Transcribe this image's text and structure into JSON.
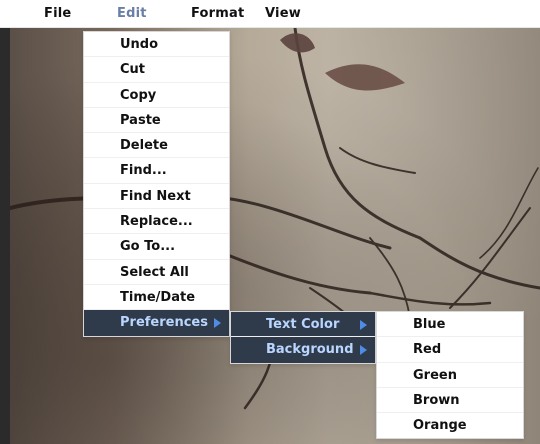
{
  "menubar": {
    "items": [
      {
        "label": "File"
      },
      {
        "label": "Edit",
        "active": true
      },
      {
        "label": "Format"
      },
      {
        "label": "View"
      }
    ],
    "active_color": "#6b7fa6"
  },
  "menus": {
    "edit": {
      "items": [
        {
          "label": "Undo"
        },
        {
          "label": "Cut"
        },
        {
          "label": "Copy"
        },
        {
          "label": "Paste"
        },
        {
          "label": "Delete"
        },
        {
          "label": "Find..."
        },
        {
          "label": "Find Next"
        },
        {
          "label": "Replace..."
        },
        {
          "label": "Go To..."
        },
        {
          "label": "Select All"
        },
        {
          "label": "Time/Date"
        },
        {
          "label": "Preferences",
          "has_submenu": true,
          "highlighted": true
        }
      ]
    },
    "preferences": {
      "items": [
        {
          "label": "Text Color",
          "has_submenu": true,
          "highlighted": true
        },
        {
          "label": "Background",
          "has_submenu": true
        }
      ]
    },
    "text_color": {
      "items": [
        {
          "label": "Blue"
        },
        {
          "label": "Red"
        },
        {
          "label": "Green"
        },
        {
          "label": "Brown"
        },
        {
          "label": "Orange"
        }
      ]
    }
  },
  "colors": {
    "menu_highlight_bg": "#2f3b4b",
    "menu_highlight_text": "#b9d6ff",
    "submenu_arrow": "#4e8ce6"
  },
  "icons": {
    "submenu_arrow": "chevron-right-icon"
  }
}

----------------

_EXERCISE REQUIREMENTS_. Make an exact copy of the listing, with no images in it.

_FINAL ANSWER_.
Transcribe this image's text and structure into JSON.
{
  "menubar": {
    "items": [
      {
        "label": "File"
      },
      {
        "label": "Edit",
        "active": true
      },
      {
        "label": "Format"
      },
      {
        "label": "View"
      }
    ],
    "active_color": "#6b7fa6"
  },
  "menus": {
    "edit": {
      "items": [
        {
          "label": "Undo"
        },
        {
          "label": "Cut"
        },
        {
          "label": "Copy"
        },
        {
          "label": "Paste"
        },
        {
          "label": "Delete"
        },
        {
          "label": "Find..."
        },
        {
          "label": "Find Next"
        },
        {
          "label": "Replace..."
        },
        {
          "label": "Go To..."
        },
        {
          "label": "Select All"
        },
        {
          "label": "Time/Date"
        },
        {
          "label": "Preferences",
          "has_submenu": true,
          "highlighted": true
        }
      ]
    },
    "preferences": {
      "items": [
        {
          "label": "Text Color",
          "has_submenu": true,
          "highlighted": true
        },
        {
          "label": "Background",
          "has_submenu": true
        }
      ]
    },
    "text_color": {
      "items": [
        {
          "label": "Blue"
        },
        {
          "label": "Red"
        },
        {
          "label": "Green"
        },
        {
          "label": "Brown"
        },
        {
          "label": "Orange"
        }
      ]
    }
  },
  "colors": {
    "menu_highlight_bg": "#2f3b4b",
    "menu_highlight_text": "#b9d6ff",
    "submenu_arrow": "#4e8ce6"
  },
  "icons": {
    "submenu_arrow": "chevron-right-icon"
  }
}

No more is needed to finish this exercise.